A Loud Bash Of Teenage Feelings took on a performative aspect back in April when Beach Slang were playing Kilby Court, a small all-ages venue in Salt Lake City. Over the course of the show, tensions visibly building onstage, front-man James Alex repeatedly made comment that it was Beach Slang’s last show and, after imploding while trying to cover The Replacements’ Can’t Hardly Wait, bid farewell to the audience by saying ‘we were Beach Slang. Thank you. Natalie, give them [the audience] their money back’, throwing his guitar to the ground, and walking off. The show scheduled for the following night was cancelled, and the end looked like it had come and gone.
Fitting an on-again-off-again relationship of adolescence, the following day saw apologies made to fans – for both the previous evening’s show, and the cancelled date – and announcements were issued that Beach Slang were still a band, with a line spun about passion taking on a destructive expression. All well and good, except that in early July drummer, JP Flexnor, felt the need to issue a statement clarifying that he was no longer in the group. If life were a Hollywood production, this high drama – with the aid of a short montage – would result in a dynamic and compelling record. Well, this is the real world.

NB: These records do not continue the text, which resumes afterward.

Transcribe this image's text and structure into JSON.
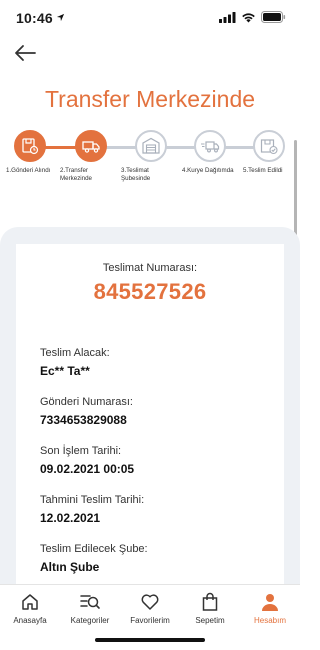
{
  "status_bar": {
    "time": "10:46"
  },
  "header": {
    "title": "Transfer Merkezinde"
  },
  "steps": [
    {
      "label": "1.Gönderi Alındı",
      "icon": "package-timer-icon",
      "active": true
    },
    {
      "label": "2.Transfer Merkezinde",
      "icon": "truck-icon",
      "active": true
    },
    {
      "label": "3.Teslimat Şubesinde",
      "icon": "warehouse-icon",
      "active": false
    },
    {
      "label": "4.Kurye Dağıtımda",
      "icon": "fast-delivery-icon",
      "active": false
    },
    {
      "label": "5.Teslim Edildi",
      "icon": "box-check-icon",
      "active": false
    }
  ],
  "tracking": {
    "label": "Teslimat Numarası:",
    "number": "845527526"
  },
  "details": [
    {
      "label": "Teslim Alacak:",
      "value": "Ec** Ta**"
    },
    {
      "label": "Gönderi Numarası:",
      "value": "7334653829088"
    },
    {
      "label": "Son İşlem Tarihi:",
      "value": "09.02.2021 00:05"
    },
    {
      "label": "Tahmini Teslim Tarihi:",
      "value": "12.02.2021"
    },
    {
      "label": "Teslim Edilecek Şube:",
      "value": "Altın Şube"
    }
  ],
  "tabs": [
    {
      "label": "Anasayfa",
      "icon": "home-icon",
      "active": false
    },
    {
      "label": "Kategoriler",
      "icon": "categories-search-icon",
      "active": false
    },
    {
      "label": "Favorilerim",
      "icon": "heart-icon",
      "active": false
    },
    {
      "label": "Sepetim",
      "icon": "shopping-bag-icon",
      "active": false
    },
    {
      "label": "Hesabım",
      "icon": "user-icon",
      "active": true
    }
  ],
  "colors": {
    "accent": "#e3723e",
    "inactive_step": "#c9ced6",
    "panel_bg": "#eef1f5"
  }
}
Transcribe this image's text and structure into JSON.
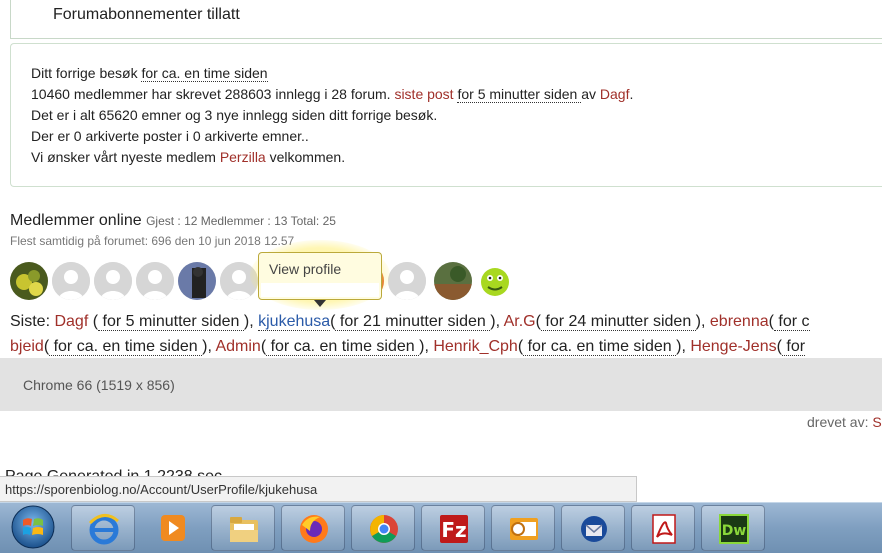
{
  "header": {
    "title": "Forumabonnementer tillatt"
  },
  "stats": {
    "last_visit_prefix": "Ditt forrige besøk",
    "last_visit_time": " for ca. en time siden ",
    "line2_prefix": "10460 medlemmer har skrevet 288603 innlegg i 28 forum.",
    "last_post_link": "siste post",
    "last_post_time": " for 5 minutter siden ",
    "by_word": "av",
    "last_post_author": "Dagf",
    "line3": "Det er i alt 65620 emner og 3 nye innlegg siden ditt forrige besøk.",
    "line4": "Der er 0 arkiverte poster i 0 arkiverte emner..",
    "line5_prefix": "Vi ønsker vårt nyeste medlem",
    "newest_member": "Perzilla",
    "line5_suffix": "velkommen."
  },
  "online": {
    "title": "Medlemmer online",
    "counts": "Gjest : 12 Medlemmer : 13 Total: 25",
    "record": "Flest samtidig på forumet: 696 den 10 jun 2018 12.57",
    "tooltip": "View profile"
  },
  "recent": {
    "label": "Siste:",
    "users": [
      {
        "name": "Dagf",
        "time": " for 5 minutter siden ",
        "sep": ", "
      },
      {
        "name": "kjukehusa",
        "time": " for 21 minutter siden ",
        "sep": ", "
      },
      {
        "name": "Ar.G",
        "time": " for 24 minutter siden ",
        "sep": ", "
      },
      {
        "name": "ebrenna",
        "time": " for c",
        "sep": ""
      }
    ],
    "users2": [
      {
        "name": "bjeid",
        "time": " for ca. en time siden ",
        "sep": ", "
      },
      {
        "name": "Admin",
        "time": " for ca. en time siden ",
        "sep": ", "
      },
      {
        "name": "Henrik_Cph",
        "time": " for ca. en time siden ",
        "sep": ", "
      },
      {
        "name": "Henge-Jens",
        "time": " for",
        "sep": ""
      }
    ]
  },
  "browser_info": "Chrome 66 (1519 x 856)",
  "powered_by": {
    "label": "drevet av:",
    "name": "S"
  },
  "page_generated": "Page Generated in 1.2238 sec",
  "status_url": "https://sporenbiolog.no/Account/UserProfile/kjukehusa",
  "taskbar": {
    "apps": [
      "start-orb",
      "internet-explorer",
      "media-player",
      "file-explorer",
      "firefox",
      "chrome",
      "filezilla",
      "outlook",
      "thunderbird",
      "acrobat",
      "dreamweaver"
    ],
    "dreamweaver_label": "Dw",
    "filezilla_label": "Fz"
  },
  "colors": {
    "link_red": "#a0302a",
    "link_blue": "#2a5aa8",
    "tooltip_bg": "#fffce0"
  }
}
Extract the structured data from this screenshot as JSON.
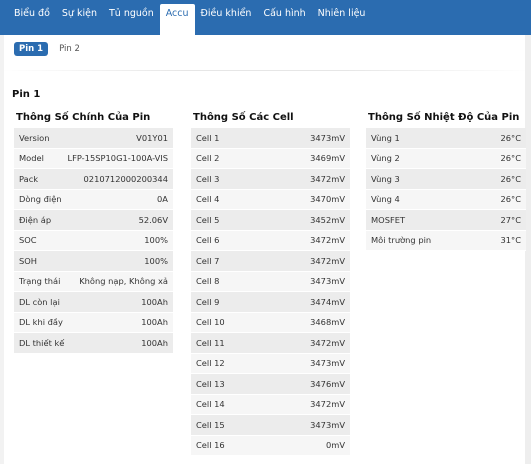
{
  "nav": {
    "tabs": [
      "Biểu đồ",
      "Sự kiện",
      "Tủ nguồn",
      "Accu",
      "Điều khiển",
      "Cấu hình",
      "Nhiên liệu"
    ],
    "active_tab": "Accu"
  },
  "subtabs": {
    "items": [
      "Pin 1",
      "Pin 2"
    ],
    "active": "Pin 1"
  },
  "section_title": "Pin 1",
  "main_params": {
    "title": "Thông Số Chính Của Pin",
    "rows": [
      {
        "label": "Version",
        "value": "V01Y01"
      },
      {
        "label": "Model",
        "value": "LFP-15SP10G1-100A-VIS"
      },
      {
        "label": "Pack",
        "value": "0210712000200344"
      },
      {
        "label": "Dòng điện",
        "value": "0A"
      },
      {
        "label": "Điện áp",
        "value": "52.06V"
      },
      {
        "label": "SOC",
        "value": "100%"
      },
      {
        "label": "SOH",
        "value": "100%"
      },
      {
        "label": "Trạng thái",
        "value": "Không nạp, Không xả"
      },
      {
        "label": "DL còn lại",
        "value": "100Ah"
      },
      {
        "label": "DL khi đầy",
        "value": "100Ah"
      },
      {
        "label": "DL thiết kế",
        "value": "100Ah"
      }
    ]
  },
  "cell_params": {
    "title": "Thông Số Các Cell",
    "rows": [
      {
        "label": "Cell 1",
        "value": "3473mV"
      },
      {
        "label": "Cell 2",
        "value": "3469mV"
      },
      {
        "label": "Cell 3",
        "value": "3472mV"
      },
      {
        "label": "Cell 4",
        "value": "3470mV"
      },
      {
        "label": "Cell 5",
        "value": "3452mV"
      },
      {
        "label": "Cell 6",
        "value": "3472mV"
      },
      {
        "label": "Cell 7",
        "value": "3472mV"
      },
      {
        "label": "Cell 8",
        "value": "3473mV"
      },
      {
        "label": "Cell 9",
        "value": "3474mV"
      },
      {
        "label": "Cell 10",
        "value": "3468mV"
      },
      {
        "label": "Cell 11",
        "value": "3472mV"
      },
      {
        "label": "Cell 12",
        "value": "3473mV"
      },
      {
        "label": "Cell 13",
        "value": "3476mV"
      },
      {
        "label": "Cell 14",
        "value": "3472mV"
      },
      {
        "label": "Cell 15",
        "value": "3473mV"
      },
      {
        "label": "Cell 16",
        "value": "0mV"
      }
    ]
  },
  "temp_params": {
    "title": "Thông Số Nhiệt Độ Của Pin",
    "rows": [
      {
        "label": "Vùng 1",
        "value": "26°C"
      },
      {
        "label": "Vùng 2",
        "value": "26°C"
      },
      {
        "label": "Vùng 3",
        "value": "26°C"
      },
      {
        "label": "Vùng 4",
        "value": "26°C"
      },
      {
        "label": "MOSFET",
        "value": "27°C"
      },
      {
        "label": "Môi trường pin",
        "value": "31°C"
      }
    ]
  }
}
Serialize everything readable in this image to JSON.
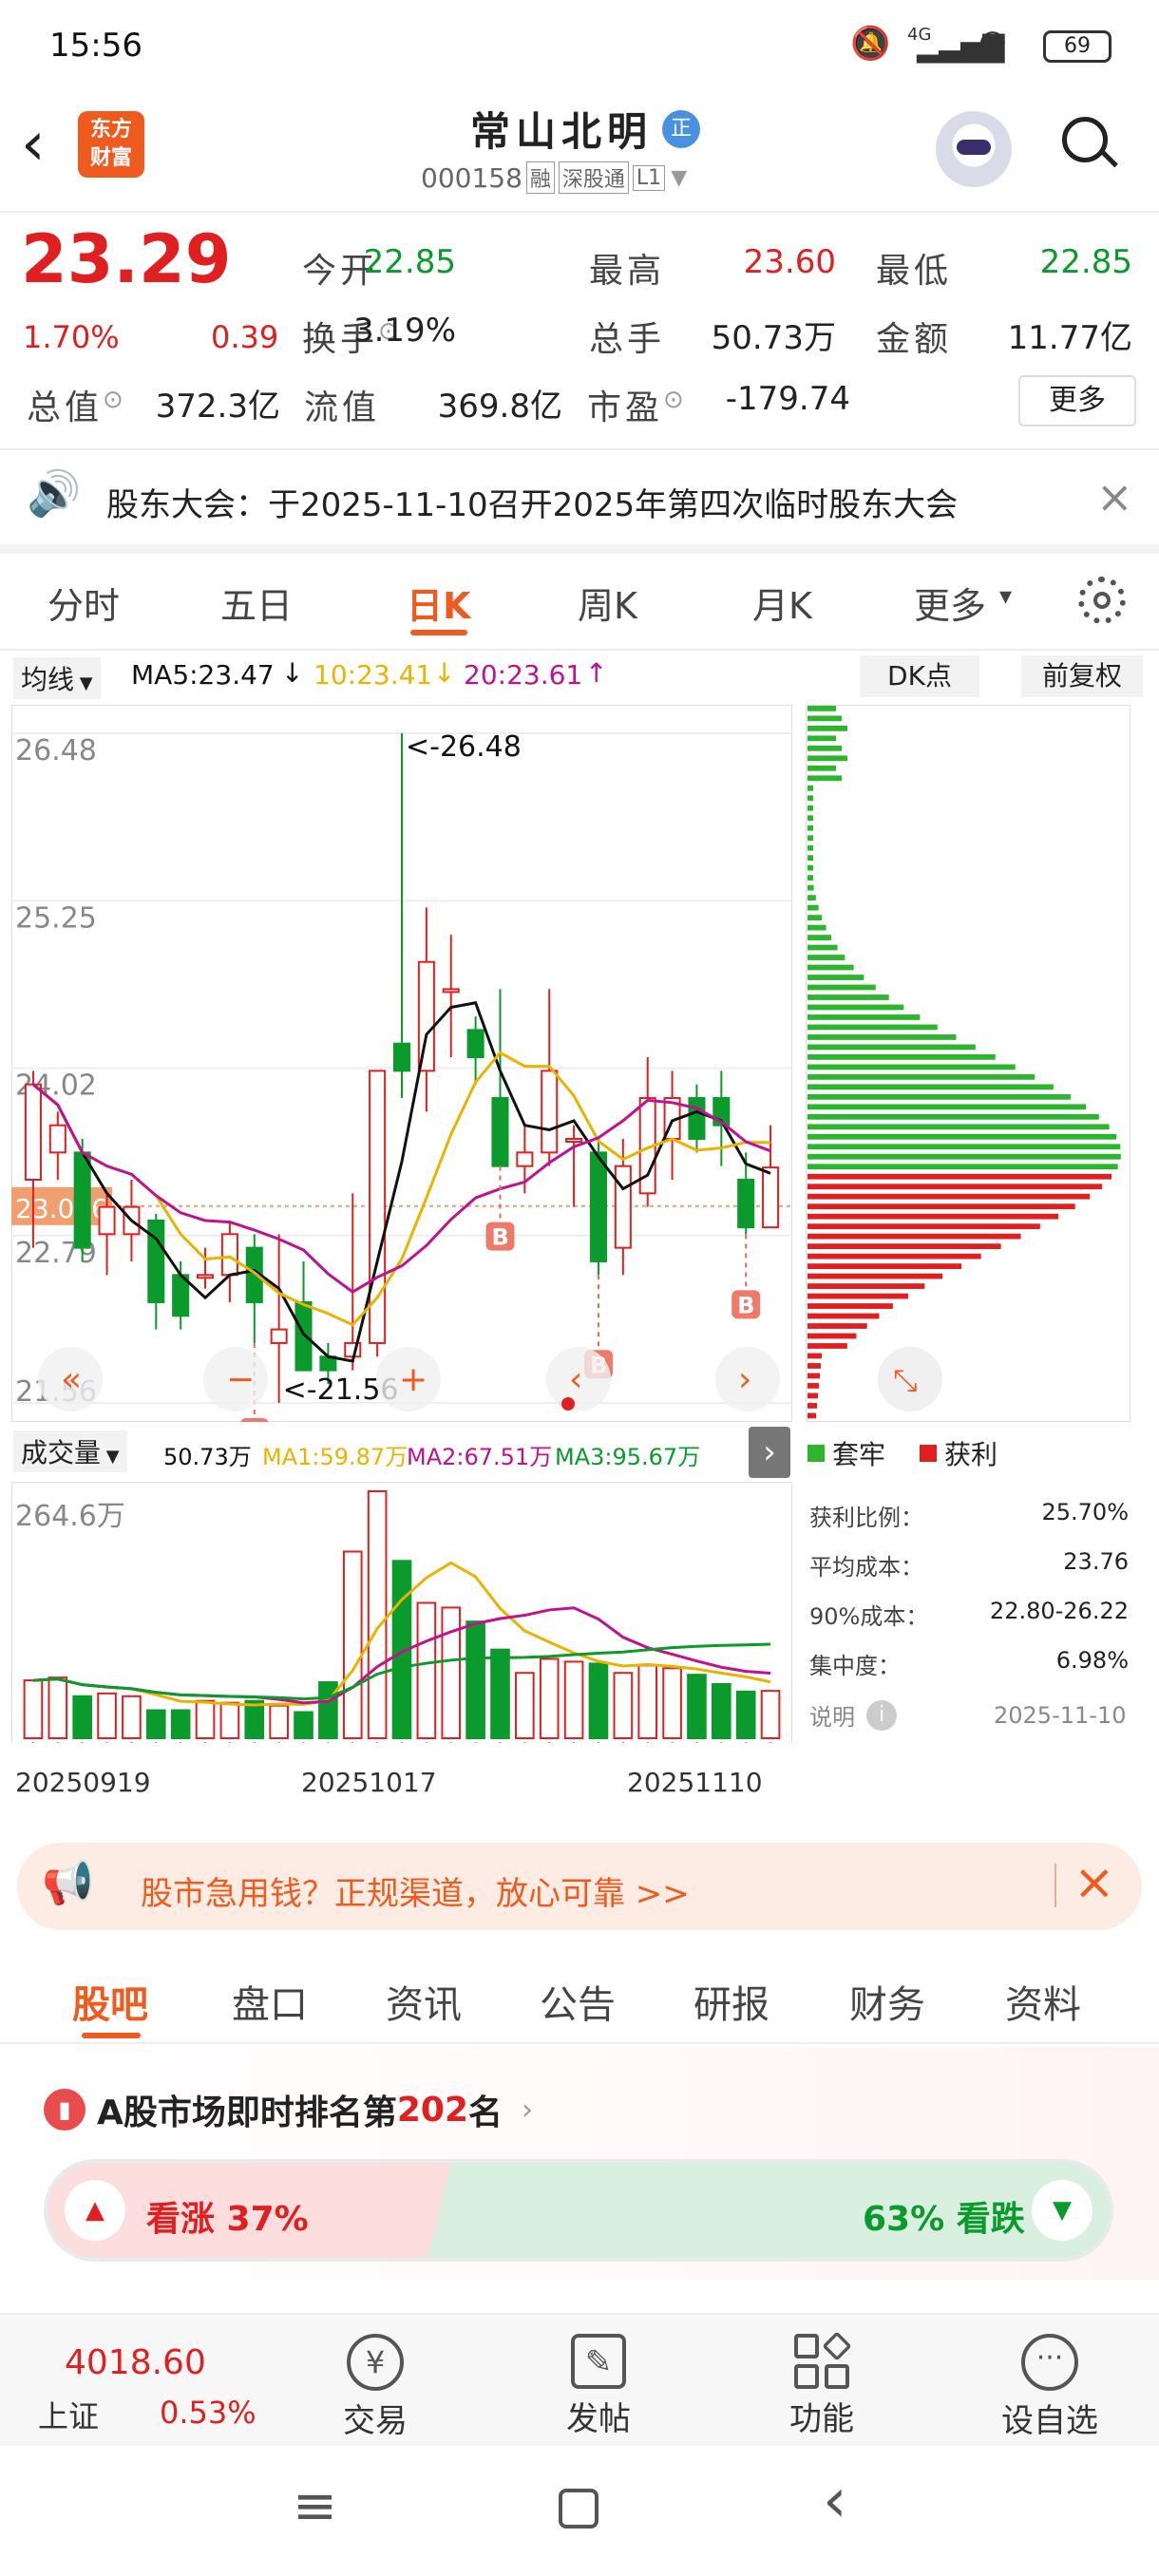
{
  "status_bar": {
    "time": "15:56",
    "battery": "69",
    "network": "4G"
  },
  "header": {
    "logo": "东方\n财富",
    "title": "常山北明",
    "badge": "正",
    "code": "000158",
    "tags": [
      "融",
      "深股通",
      "L1"
    ]
  },
  "quote": {
    "price": "23.29",
    "change_pct": "1.70%",
    "change": "0.39",
    "fields": [
      {
        "label": "今开",
        "value": "22.85",
        "color": "green"
      },
      {
        "label": "最高",
        "value": "23.60",
        "color": "red"
      },
      {
        "label": "最低",
        "value": "22.85",
        "color": "green"
      },
      {
        "label": "换手",
        "value": "3.19%",
        "color": "dark"
      },
      {
        "label": "总手",
        "value": "50.73万",
        "color": "dark"
      },
      {
        "label": "金额",
        "value": "11.77亿",
        "color": "dark"
      },
      {
        "label": "总值",
        "value": "372.3亿",
        "color": "dark"
      },
      {
        "label": "流值",
        "value": "369.8亿",
        "color": "dark"
      },
      {
        "label": "市盈",
        "value": "-179.74",
        "color": "dark"
      }
    ],
    "more_button": "更多"
  },
  "notice": {
    "text": "股东大会：于2025-11-10召开2025年第四次临时股东大会"
  },
  "chart_tabs": {
    "items": [
      "分时",
      "五日",
      "日K",
      "周K",
      "月K",
      "更多"
    ],
    "active": 2
  },
  "ma_bar": {
    "selector": "均线",
    "ma5": "MA5:23.47",
    "ma10": "10:23.41",
    "ma20": "20:23.61",
    "dk": "DK点",
    "adjust": "前复权"
  },
  "chart_data": {
    "type": "candlestick",
    "y_ticks": [
      "26.48",
      "25.25",
      "24.02",
      "22.79",
      "21.56"
    ],
    "ylim": [
      21.56,
      26.48
    ],
    "marker_price": "23.006",
    "high_label": "<-26.48",
    "low_label": "<-21.56",
    "buy_marker": "B",
    "candles": [
      {
        "o": 23.2,
        "h": 24.0,
        "l": 22.7,
        "c": 23.9
      },
      {
        "o": 23.4,
        "h": 23.7,
        "l": 23.2,
        "c": 23.6
      },
      {
        "o": 23.4,
        "h": 23.5,
        "l": 22.6,
        "c": 22.7
      },
      {
        "o": 22.8,
        "h": 23.1,
        "l": 22.5,
        "c": 23.0
      },
      {
        "o": 22.8,
        "h": 23.2,
        "l": 22.6,
        "c": 23.0
      },
      {
        "o": 22.9,
        "h": 22.95,
        "l": 22.1,
        "c": 22.3
      },
      {
        "o": 22.5,
        "h": 22.6,
        "l": 22.1,
        "c": 22.2
      },
      {
        "o": 22.5,
        "h": 22.7,
        "l": 22.4,
        "c": 22.5
      },
      {
        "o": 22.5,
        "h": 22.9,
        "l": 22.3,
        "c": 22.8
      },
      {
        "o": 22.7,
        "h": 22.8,
        "l": 22.0,
        "c": 22.3
      },
      {
        "o": 22.0,
        "h": 22.8,
        "l": 21.56,
        "c": 22.1
      },
      {
        "o": 22.3,
        "h": 22.6,
        "l": 21.8,
        "c": 21.8
      },
      {
        "o": 21.9,
        "h": 22.0,
        "l": 21.7,
        "c": 21.8
      },
      {
        "o": 21.9,
        "h": 23.1,
        "l": 21.8,
        "c": 22.0
      },
      {
        "o": 22.0,
        "h": 24.0,
        "l": 21.9,
        "c": 24.0
      },
      {
        "o": 24.2,
        "h": 26.48,
        "l": 23.8,
        "c": 24.0
      },
      {
        "o": 24.0,
        "h": 25.2,
        "l": 23.7,
        "c": 24.8
      },
      {
        "o": 24.6,
        "h": 25.0,
        "l": 24.1,
        "c": 24.6
      },
      {
        "o": 24.3,
        "h": 24.4,
        "l": 23.9,
        "c": 24.1
      },
      {
        "o": 23.8,
        "h": 24.6,
        "l": 23.3,
        "c": 23.3
      },
      {
        "o": 23.3,
        "h": 23.6,
        "l": 23.1,
        "c": 23.4
      },
      {
        "o": 23.4,
        "h": 24.6,
        "l": 23.3,
        "c": 24.0
      },
      {
        "o": 23.5,
        "h": 23.6,
        "l": 23.0,
        "c": 23.5
      },
      {
        "o": 23.4,
        "h": 23.5,
        "l": 22.5,
        "c": 22.6
      },
      {
        "o": 22.7,
        "h": 23.5,
        "l": 22.5,
        "c": 23.3
      },
      {
        "o": 23.1,
        "h": 24.1,
        "l": 23.0,
        "c": 23.8
      },
      {
        "o": 23.5,
        "h": 24.0,
        "l": 23.2,
        "c": 23.8
      },
      {
        "o": 23.8,
        "h": 23.9,
        "l": 23.4,
        "c": 23.5
      },
      {
        "o": 23.8,
        "h": 24.0,
        "l": 23.3,
        "c": 23.6
      },
      {
        "o": 23.2,
        "h": 23.4,
        "l": 22.8,
        "c": 22.85
      },
      {
        "o": 22.85,
        "h": 23.6,
        "l": 22.85,
        "c": 23.29
      }
    ],
    "volume": {
      "selector": "成交量",
      "vol_label": "50.73万",
      "ma1": "MA1:59.87万",
      "ma2": "MA2:67.51万",
      "ma3": "MA3:95.67万",
      "max_label": "264.6万",
      "ymax": 264.6,
      "values": [
        62,
        65,
        45,
        48,
        45,
        30,
        30,
        40,
        38,
        40,
        35,
        28,
        60,
        200,
        264.6,
        190,
        145,
        140,
        125,
        95,
        70,
        85,
        82,
        80,
        70,
        78,
        75,
        68,
        58,
        50,
        50.73
      ]
    },
    "x_labels": [
      "20250919",
      "20251017",
      "20251110"
    ]
  },
  "chip": {
    "legend_loss": "套牢",
    "legend_profit": "获利",
    "rows": [
      {
        "label": "获利比例：",
        "value": "25.70%"
      },
      {
        "label": "平均成本：",
        "value": "23.76"
      },
      {
        "label": "90%成本：",
        "value": "22.80-26.22"
      },
      {
        "label": "集中度：",
        "value": "6.98%"
      }
    ],
    "note": "说明",
    "date": "2025-11-10"
  },
  "ad": {
    "text": "股市急用钱？正规渠道，放心可靠 >>"
  },
  "sub_tabs": {
    "items": [
      "股吧",
      "盘口",
      "资讯",
      "公告",
      "研报",
      "财务",
      "资料"
    ],
    "active": 0
  },
  "rank": {
    "text_prefix": "A股市场即时排名第",
    "rank": "202",
    "text_suffix": "名",
    "up_label": "看涨 37%",
    "down_label": "63% 看跌",
    "up_pct": 37
  },
  "bottom_nav": {
    "index_value": "4018.60",
    "index_name": "上证",
    "index_change": "0.53%",
    "items": [
      "交易",
      "发帖",
      "功能",
      "设自选"
    ]
  }
}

Written while touring in support of the group’s well-received début album, The Things We Do To Find The People Who Feel Like Us, and inspired by the stories of the band’s fans, there is plenty on paper that proves interesting, but from the start Alex’s breathy vocal style, and the band’s pop-punk-meets-indie vibe, fails to captivate. Future Mixtape For The Art Kids is a mid-tempo take on the 3 chord punk song trope, while Spin The Dial is reminiscent of There’s Nothing Left To Lose era Foo Fighters. A jangling, indie-rock, main riff on Young Hearts, and the decent lead riff on Art Damage show clear potential in Beach Slang’s writing and performing, yet none of it stands out from the crowd. Existing fans may end up considering themselves well serviced by this album, but its monochrome tones – when compared to their début release – seem to indicate a band treading water and lacking direction.